- _Task instructions_
Copy, from the data below, every line that has "LAYOUT" in it.

-------------------------

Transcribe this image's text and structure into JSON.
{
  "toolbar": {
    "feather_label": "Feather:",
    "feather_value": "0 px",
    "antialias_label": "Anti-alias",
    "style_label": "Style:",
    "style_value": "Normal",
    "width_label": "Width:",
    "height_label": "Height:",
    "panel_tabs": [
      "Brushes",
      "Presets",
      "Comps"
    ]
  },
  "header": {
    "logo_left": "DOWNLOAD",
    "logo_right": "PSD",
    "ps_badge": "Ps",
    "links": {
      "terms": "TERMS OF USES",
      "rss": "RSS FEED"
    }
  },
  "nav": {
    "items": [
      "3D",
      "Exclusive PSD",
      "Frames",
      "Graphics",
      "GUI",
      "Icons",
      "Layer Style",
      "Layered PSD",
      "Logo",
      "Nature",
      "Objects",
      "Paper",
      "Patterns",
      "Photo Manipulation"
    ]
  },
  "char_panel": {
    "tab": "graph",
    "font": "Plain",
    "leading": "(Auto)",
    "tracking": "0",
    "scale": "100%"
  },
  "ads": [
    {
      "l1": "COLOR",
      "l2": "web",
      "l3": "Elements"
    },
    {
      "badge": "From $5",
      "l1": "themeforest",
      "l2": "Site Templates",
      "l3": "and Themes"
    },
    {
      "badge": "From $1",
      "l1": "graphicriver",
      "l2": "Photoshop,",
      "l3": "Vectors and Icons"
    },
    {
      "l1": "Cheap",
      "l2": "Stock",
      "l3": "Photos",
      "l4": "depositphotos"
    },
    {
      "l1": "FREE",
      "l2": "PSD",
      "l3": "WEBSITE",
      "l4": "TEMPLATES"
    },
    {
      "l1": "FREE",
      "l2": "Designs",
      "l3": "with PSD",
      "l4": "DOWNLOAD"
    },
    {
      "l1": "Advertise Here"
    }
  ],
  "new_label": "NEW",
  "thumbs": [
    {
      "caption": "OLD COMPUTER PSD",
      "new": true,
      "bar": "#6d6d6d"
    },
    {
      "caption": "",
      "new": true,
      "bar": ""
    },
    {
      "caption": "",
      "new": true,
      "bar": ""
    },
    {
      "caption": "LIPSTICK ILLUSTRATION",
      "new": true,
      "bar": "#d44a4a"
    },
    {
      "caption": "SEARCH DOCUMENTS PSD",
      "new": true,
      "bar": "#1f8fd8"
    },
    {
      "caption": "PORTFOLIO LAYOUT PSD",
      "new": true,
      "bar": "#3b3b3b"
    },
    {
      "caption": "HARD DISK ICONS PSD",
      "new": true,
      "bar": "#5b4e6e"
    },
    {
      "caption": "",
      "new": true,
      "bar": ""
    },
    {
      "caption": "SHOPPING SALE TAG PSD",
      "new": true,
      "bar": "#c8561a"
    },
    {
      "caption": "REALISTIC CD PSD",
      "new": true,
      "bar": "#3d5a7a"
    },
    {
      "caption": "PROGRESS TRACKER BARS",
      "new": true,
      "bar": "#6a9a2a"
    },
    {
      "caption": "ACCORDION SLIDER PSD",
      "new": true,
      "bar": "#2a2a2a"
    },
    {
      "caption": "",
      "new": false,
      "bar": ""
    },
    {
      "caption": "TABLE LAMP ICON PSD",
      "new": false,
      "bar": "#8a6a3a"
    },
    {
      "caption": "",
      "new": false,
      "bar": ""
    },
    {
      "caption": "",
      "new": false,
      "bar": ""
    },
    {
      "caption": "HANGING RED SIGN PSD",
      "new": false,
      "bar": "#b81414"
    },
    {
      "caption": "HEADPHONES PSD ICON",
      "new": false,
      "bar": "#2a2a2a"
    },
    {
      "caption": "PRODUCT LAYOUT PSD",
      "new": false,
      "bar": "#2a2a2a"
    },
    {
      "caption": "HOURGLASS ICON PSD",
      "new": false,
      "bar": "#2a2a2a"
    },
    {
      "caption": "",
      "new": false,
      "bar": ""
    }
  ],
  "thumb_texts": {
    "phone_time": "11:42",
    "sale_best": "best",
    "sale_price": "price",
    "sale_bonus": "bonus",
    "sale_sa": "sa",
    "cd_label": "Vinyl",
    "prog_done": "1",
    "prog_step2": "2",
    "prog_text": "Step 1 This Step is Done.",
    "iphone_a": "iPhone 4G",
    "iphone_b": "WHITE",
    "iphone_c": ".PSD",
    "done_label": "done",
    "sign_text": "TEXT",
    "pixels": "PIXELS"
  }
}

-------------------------

- _Exercise response_
      "caption": "PORTFOLIO LAYOUT PSD",
      "caption": "PRODUCT LAYOUT PSD",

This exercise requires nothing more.